» WHAT IS NEEDED
Pick out each line with the word "time" from the material that follows.

» EXTRACTED MATERIAL
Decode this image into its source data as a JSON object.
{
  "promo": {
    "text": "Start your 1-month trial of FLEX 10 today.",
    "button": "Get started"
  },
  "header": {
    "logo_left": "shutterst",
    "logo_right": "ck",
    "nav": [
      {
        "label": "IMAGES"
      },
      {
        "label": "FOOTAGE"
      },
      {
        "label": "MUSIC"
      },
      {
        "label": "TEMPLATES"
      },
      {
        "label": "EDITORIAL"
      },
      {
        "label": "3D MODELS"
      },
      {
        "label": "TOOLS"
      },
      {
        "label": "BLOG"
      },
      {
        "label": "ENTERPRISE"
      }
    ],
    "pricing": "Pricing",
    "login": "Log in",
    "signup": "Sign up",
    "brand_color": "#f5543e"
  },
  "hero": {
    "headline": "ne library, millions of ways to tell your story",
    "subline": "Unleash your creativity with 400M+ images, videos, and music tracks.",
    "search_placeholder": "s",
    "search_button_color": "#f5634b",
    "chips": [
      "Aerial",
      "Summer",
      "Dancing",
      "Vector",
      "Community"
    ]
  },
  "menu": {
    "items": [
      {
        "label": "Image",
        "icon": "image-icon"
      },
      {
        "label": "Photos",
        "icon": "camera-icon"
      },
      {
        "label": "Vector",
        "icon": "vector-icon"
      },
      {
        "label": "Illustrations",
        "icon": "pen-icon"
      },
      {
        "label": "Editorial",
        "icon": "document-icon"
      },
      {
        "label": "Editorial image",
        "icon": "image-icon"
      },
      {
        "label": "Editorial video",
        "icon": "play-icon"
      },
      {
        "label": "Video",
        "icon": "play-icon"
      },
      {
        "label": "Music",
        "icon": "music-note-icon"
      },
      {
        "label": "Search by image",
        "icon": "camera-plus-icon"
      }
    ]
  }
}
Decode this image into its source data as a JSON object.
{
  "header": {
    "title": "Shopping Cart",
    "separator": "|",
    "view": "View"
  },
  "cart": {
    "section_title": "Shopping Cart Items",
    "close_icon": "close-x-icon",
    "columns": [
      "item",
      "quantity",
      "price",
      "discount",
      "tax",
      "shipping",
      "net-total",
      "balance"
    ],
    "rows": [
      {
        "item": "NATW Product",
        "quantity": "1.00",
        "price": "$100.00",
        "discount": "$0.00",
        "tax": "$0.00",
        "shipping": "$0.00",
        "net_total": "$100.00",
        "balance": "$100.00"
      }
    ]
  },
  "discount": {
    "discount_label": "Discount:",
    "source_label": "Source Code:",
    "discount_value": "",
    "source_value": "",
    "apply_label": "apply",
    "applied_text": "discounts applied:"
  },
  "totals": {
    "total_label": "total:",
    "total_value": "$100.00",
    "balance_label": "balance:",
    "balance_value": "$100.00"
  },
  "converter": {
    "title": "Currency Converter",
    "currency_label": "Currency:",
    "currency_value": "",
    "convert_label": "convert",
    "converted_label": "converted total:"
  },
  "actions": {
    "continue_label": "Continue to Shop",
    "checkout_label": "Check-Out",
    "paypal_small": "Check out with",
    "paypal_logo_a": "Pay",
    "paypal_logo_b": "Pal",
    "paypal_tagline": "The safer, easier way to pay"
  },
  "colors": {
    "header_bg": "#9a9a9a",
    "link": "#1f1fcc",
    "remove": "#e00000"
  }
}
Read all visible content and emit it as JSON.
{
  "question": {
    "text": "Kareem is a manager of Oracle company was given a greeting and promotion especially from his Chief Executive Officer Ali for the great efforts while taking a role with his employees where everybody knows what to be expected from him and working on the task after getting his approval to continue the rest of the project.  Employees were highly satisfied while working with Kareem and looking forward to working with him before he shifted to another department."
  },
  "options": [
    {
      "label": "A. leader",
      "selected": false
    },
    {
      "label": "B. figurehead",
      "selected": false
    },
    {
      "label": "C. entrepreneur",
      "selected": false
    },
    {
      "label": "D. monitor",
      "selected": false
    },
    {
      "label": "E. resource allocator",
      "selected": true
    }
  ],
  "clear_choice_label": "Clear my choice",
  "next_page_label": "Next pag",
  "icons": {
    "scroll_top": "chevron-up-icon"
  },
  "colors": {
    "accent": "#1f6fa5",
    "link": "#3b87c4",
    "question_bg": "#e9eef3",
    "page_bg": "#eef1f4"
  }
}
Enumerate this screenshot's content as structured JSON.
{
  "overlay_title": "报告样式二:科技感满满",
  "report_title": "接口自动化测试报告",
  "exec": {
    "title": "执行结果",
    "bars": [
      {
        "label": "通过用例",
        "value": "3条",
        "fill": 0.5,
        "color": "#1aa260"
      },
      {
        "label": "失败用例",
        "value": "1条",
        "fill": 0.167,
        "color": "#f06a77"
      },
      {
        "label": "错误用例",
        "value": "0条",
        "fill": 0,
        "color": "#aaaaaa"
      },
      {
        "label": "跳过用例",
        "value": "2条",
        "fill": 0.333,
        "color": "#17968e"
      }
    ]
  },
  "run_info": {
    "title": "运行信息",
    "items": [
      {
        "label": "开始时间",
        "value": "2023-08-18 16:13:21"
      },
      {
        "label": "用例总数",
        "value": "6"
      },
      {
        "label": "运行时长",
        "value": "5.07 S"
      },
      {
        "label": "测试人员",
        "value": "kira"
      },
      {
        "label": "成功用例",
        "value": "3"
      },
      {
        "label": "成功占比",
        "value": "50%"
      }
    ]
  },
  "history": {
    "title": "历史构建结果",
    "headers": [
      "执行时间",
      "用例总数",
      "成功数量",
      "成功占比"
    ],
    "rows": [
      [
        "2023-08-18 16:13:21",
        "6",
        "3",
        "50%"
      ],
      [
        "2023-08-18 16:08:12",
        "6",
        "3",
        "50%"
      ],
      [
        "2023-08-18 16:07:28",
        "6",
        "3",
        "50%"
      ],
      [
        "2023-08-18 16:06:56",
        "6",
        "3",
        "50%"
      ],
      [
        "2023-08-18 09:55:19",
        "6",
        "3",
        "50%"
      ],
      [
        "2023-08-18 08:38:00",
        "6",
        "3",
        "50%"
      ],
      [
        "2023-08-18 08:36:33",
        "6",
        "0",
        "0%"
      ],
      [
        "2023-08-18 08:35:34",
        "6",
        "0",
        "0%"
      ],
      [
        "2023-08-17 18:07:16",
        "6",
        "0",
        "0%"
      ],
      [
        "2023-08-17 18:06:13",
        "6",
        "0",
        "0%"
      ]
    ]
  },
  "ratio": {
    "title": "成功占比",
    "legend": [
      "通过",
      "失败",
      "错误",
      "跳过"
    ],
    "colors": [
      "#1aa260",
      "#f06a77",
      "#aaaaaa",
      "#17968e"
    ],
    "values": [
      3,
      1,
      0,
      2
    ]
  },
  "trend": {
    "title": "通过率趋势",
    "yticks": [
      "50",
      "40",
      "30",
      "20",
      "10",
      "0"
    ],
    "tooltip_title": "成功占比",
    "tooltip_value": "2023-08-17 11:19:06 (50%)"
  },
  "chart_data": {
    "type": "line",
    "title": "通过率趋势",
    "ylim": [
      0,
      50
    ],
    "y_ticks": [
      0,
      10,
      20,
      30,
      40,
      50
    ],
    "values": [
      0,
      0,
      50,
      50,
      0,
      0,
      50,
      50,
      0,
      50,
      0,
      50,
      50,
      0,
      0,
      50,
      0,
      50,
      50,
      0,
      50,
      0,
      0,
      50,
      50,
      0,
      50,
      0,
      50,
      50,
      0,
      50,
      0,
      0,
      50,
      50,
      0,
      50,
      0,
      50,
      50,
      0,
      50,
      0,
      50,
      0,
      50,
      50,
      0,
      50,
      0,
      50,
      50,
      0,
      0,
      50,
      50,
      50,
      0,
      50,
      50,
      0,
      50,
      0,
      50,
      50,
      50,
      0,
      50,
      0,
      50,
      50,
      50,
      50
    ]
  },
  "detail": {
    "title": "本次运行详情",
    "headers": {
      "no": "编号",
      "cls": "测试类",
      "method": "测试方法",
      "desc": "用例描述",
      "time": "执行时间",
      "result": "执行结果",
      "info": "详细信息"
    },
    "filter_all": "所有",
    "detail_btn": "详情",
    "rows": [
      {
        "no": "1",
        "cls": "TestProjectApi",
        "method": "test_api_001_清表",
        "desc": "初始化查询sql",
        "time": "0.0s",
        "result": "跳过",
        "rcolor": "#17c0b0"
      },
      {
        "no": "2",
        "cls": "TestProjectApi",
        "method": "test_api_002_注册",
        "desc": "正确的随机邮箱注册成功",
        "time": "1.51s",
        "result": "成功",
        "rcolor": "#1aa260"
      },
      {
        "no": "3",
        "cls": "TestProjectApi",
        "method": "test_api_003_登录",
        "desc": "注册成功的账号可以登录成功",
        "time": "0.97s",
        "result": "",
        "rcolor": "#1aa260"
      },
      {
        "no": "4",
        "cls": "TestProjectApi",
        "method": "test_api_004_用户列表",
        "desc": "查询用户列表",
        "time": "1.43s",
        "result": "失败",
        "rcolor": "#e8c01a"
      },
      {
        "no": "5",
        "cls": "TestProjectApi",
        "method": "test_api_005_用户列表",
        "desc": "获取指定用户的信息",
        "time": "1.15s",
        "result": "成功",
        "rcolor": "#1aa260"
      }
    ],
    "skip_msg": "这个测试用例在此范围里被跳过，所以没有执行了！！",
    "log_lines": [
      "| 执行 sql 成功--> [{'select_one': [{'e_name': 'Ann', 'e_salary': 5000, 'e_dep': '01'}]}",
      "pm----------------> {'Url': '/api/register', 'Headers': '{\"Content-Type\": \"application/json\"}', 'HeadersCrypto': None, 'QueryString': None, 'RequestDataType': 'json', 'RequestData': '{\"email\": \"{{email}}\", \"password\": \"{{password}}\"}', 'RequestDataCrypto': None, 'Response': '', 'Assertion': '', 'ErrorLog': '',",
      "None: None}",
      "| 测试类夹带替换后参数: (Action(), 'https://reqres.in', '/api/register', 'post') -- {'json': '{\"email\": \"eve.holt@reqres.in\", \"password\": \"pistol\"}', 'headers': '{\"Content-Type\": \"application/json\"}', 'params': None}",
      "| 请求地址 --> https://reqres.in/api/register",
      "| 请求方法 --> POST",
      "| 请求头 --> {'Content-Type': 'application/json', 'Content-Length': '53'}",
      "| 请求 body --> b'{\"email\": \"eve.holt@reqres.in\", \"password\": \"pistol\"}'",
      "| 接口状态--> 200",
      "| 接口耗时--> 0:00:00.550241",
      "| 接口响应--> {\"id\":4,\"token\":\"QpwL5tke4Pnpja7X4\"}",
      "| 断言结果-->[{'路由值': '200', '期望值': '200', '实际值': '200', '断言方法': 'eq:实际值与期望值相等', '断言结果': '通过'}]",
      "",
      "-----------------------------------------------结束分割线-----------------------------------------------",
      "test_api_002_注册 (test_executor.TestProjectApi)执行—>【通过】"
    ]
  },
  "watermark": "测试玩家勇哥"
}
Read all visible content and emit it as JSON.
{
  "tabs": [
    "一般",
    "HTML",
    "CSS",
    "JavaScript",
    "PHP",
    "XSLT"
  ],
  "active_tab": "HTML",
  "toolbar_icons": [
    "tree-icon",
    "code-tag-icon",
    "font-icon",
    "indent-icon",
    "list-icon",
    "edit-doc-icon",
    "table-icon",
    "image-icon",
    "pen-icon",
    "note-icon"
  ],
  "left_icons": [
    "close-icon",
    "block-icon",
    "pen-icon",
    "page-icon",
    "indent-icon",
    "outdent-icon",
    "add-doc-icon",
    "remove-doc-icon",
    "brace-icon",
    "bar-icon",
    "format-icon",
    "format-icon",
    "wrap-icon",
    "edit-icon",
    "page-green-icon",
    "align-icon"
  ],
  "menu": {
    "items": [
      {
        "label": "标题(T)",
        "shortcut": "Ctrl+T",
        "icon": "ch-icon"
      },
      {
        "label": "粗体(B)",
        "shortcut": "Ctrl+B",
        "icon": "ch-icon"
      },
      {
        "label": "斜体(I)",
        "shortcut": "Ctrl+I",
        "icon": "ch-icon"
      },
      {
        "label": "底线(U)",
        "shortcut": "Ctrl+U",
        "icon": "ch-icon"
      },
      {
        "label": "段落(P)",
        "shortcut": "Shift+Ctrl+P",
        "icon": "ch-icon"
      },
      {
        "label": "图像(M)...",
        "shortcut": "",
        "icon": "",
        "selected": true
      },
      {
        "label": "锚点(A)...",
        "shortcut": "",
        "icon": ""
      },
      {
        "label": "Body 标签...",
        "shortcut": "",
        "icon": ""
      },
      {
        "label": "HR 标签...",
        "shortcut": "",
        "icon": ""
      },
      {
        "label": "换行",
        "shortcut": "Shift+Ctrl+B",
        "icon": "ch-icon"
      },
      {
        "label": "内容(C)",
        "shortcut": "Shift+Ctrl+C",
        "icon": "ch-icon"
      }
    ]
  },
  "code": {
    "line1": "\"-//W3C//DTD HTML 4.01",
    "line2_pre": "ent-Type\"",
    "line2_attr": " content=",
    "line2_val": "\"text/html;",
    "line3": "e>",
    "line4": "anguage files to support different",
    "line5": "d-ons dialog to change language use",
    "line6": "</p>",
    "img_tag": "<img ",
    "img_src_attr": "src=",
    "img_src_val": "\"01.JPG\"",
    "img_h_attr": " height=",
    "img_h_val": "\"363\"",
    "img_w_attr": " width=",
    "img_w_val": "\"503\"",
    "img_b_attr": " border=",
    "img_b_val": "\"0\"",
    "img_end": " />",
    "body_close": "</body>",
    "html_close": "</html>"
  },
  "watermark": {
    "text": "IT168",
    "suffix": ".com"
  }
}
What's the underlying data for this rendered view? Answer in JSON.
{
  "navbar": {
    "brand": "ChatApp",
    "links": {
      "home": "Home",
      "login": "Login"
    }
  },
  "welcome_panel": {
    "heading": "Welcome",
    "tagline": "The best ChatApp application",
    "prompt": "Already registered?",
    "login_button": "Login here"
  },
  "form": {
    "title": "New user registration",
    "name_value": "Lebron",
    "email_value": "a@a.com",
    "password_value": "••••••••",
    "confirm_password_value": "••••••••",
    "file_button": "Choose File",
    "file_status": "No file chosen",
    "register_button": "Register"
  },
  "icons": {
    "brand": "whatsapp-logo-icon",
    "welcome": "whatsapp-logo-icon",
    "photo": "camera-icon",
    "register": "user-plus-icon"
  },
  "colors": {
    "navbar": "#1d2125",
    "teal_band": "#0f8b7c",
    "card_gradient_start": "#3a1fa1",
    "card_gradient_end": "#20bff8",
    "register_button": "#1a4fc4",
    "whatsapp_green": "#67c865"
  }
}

» REPLY TO THE TASK
      "time": "执行时间",
        "time": "0.0s",
        "time": "1.51s",
        "time": "0.97s",
        "time": "1.43s",
        "time": "1.15s",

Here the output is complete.